Ask yourself what you want out of this. What are you doing it for? Are you doing it for the pursuit of knowledge or are you doing it because it is calling out to you. Are you doing it to get closer to your family or your ancestors or are you trying to figure out how the universe works. Your “why” may change as your craft moves on but this is important from the present moment point of view.
Learn to spot the efficient spells from the faulty ones. How do you know what works and what doesn’t. There is a lot of information out there so which is authentic? So here’s the deal, what works works, what does not work, doesn’t. You will figure out your own set of spells that work for you during the course of your practising. What works for you may necessarily work for someone else. You are going to stumble, you are going to make mistakes but keep at it. At the end of a bad day, at least you will know what doesnt work.
Intention is important but it is not everything. Your beliefs will change as you grow in your practice. You may start with a certain set of rules but as you grow your beliefs about a particular spell or incantation will change and the world will become bigger but you are going to have a deeper understanding of how things work at least with your own perspective. You can cast spells with nothing but intention, that is possible, that’s how prayer works, however that is the hard way of going about manifestation. That is a lot of energy coming from only you. Combine intention with tools and ingredients.
Do not be your only battery. Ask yourself whether after a spell or a ritual, are you completely exhausted? Do you feel physically, mentally or spiritually drained? If you do, it means that you are drawing energy mainly from yourself. Learn to use the energy of nature to power your spells. Humans are very good for directing energy, ascending things in specific directions. Start small and grow from there.

Everything matters but not everything is necessary. There are so many different herbs which are used for protection, however each herb has a different essence of protection. There is a reason why we use specific ingredients, however, if you don’t have a particular ingredient, you can use a substitute ingredient that is similar.
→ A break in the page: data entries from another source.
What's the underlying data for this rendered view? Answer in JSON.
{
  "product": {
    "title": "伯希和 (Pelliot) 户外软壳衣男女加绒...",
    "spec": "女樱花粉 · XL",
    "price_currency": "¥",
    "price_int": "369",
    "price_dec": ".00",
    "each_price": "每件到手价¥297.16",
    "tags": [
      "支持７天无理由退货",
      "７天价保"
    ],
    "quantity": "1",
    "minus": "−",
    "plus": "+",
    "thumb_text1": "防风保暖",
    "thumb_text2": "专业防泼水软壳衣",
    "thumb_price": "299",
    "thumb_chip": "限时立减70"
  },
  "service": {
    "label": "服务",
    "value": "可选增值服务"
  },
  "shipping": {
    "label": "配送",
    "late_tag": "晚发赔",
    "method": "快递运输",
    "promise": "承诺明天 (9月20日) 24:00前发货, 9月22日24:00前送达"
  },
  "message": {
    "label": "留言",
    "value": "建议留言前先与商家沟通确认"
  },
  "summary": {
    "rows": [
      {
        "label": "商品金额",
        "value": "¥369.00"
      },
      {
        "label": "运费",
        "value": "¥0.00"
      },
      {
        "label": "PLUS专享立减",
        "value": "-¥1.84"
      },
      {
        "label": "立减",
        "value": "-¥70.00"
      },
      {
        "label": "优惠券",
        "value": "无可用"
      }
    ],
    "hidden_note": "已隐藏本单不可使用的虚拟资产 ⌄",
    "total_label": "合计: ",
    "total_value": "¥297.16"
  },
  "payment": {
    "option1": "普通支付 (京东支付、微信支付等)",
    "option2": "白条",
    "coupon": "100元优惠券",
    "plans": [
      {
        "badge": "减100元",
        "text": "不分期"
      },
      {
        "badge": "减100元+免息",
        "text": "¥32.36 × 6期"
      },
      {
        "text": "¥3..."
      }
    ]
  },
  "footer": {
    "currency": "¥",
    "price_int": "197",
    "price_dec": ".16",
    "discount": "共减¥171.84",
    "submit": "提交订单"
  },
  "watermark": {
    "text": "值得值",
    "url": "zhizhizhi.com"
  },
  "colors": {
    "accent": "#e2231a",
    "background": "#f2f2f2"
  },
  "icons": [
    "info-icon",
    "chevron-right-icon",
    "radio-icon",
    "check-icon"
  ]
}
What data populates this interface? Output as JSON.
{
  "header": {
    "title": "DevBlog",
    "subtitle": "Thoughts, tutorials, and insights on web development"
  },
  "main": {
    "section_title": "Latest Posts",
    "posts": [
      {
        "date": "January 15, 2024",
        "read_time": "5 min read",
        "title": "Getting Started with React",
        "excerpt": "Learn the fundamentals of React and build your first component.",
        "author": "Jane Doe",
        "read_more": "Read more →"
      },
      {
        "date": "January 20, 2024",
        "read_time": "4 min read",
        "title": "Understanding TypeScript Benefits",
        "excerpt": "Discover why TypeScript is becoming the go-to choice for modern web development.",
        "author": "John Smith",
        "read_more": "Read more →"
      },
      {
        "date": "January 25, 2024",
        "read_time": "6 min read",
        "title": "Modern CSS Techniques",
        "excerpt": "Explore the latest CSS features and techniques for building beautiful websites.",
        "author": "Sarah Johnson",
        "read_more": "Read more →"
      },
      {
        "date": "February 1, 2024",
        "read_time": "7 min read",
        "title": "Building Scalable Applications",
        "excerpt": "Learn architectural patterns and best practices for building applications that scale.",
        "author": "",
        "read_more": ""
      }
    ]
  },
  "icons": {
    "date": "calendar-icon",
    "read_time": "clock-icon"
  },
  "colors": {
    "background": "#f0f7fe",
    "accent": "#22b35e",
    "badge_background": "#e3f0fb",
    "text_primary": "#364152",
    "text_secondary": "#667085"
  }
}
Hope these tips help. Get crafty. You already have everything around you to get started on practising magic. Master your fundamentals. Take care.

~Garima {Empress2Inspire}